[Your instructions]: Each entry below is to be printed verbatim.
+++ Input material
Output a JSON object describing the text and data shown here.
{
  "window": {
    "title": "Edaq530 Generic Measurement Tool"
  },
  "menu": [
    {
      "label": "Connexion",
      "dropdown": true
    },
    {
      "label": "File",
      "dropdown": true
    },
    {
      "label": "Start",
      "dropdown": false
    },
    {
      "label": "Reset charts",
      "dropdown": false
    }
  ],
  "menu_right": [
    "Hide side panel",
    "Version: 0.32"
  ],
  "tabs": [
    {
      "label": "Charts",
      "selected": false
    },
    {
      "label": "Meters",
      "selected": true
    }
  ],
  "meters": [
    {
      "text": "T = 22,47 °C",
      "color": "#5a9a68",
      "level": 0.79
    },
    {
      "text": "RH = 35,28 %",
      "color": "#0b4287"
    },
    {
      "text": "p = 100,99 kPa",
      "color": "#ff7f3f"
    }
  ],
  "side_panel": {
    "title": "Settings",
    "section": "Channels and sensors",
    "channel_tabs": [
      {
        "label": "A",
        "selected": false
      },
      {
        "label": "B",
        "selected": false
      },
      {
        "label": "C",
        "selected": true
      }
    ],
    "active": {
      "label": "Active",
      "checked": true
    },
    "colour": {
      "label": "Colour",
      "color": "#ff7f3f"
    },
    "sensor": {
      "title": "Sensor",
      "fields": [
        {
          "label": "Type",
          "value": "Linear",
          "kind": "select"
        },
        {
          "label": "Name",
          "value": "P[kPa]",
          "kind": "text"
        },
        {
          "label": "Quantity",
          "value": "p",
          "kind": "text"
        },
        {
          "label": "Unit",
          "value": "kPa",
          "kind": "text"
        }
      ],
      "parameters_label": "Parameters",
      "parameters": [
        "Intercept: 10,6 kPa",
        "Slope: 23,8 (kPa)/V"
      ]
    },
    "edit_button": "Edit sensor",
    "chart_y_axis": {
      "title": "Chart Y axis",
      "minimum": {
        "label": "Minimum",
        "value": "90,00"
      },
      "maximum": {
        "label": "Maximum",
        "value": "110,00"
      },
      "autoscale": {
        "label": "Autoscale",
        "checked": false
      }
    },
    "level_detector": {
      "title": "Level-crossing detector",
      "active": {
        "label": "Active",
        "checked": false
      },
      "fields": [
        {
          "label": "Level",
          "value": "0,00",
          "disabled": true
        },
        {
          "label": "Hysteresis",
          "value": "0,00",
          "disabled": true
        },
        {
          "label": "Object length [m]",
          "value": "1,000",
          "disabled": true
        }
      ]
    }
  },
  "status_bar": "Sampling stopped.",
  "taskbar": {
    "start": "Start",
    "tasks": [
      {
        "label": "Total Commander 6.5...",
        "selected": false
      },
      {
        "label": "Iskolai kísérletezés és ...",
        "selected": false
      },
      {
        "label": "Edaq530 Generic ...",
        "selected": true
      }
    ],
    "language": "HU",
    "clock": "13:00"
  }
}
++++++
[Result of this task]:
Output a JSON object describing the text and data shown here.
{
  "window": {
    "title": "Edaq530 Generic Measurement Tool"
  },
  "menu": [
    {
      "label": "Connexion",
      "dropdown": true
    },
    {
      "label": "File",
      "dropdown": true
    },
    {
      "label": "Start",
      "dropdown": false
    },
    {
      "label": "Reset charts",
      "dropdown": false
    }
  ],
  "menu_right": [
    "Hide side panel",
    "Version: 0.32"
  ],
  "tabs": [
    {
      "label": "Charts",
      "selected": false
    },
    {
      "label": "Meters",
      "selected": true
    }
  ],
  "meters": [
    {
      "text": "T = 22,47 °C",
      "color": "#5a9a68",
      "level": 0.79
    },
    {
      "text": "RH = 35,28 %",
      "color": "#0b4287"
    },
    {
      "text": "p = 100,99 kPa",
      "color": "#ff7f3f"
    }
  ],
  "side_panel": {
    "title": "Settings",
    "section": "Channels and sensors",
    "channel_tabs": [
      {
        "label": "A",
        "selected": false
      },
      {
        "label": "B",
        "selected": false
      },
      {
        "label": "C",
        "selected": true
      }
    ],
    "active": {
      "label": "Active",
      "checked": true
    },
    "colour": {
      "label": "Colour",
      "color": "#ff7f3f"
    },
    "sensor": {
      "title": "Sensor",
      "fields": [
        {
          "label": "Type",
          "value": "Linear",
          "kind": "select"
        },
        {
          "label": "Name",
          "value": "P[kPa]",
          "kind": "text"
        },
        {
          "label": "Quantity",
          "value": "p",
          "kind": "text"
        },
        {
          "label": "Unit",
          "value": "kPa",
          "kind": "text"
        }
      ],
      "parameters_label": "Parameters",
      "parameters": [
        "Intercept: 10,6 kPa",
        "Slope: 23,8 (kPa)/V"
      ]
    },
    "edit_button": "Edit sensor",
    "chart_y_axis": {
      "title": "Chart Y axis",
      "minimum": {
        "label": "Minimum",
        "value": "90,00"
      },
      "maximum": {
        "label": "Maximum",
        "value": "110,00"
      },
      "autoscale": {
        "label": "Autoscale",
        "checked": false
      }
    },
    "level_detector": {
      "title": "Level-crossing detector",
      "active": {
        "label": "Active",
        "checked": false
      },
      "fields": [
        {
          "label": "Level",
          "value": "0,00",
          "disabled": true
        },
        {
          "label": "Hysteresis",
          "value": "0,00",
          "disabled": true
        },
        {
          "label": "Object length [m]",
          "value": "1,000",
          "disabled": true
        }
      ]
    }
  },
  "status_bar": "Sampling stopped.",
  "taskbar": {
    "start": "Start",
    "tasks": [
      {
        "label": "Total Commander 6.5...",
        "selected": false
      },
      {
        "label": "Iskolai kísérletezés és ...",
        "selected": false
      },
      {
        "label": "Edaq530 Generic ...",
        "selected": true
      }
    ],
    "language": "HU",
    "clock": "13:00"
  }
}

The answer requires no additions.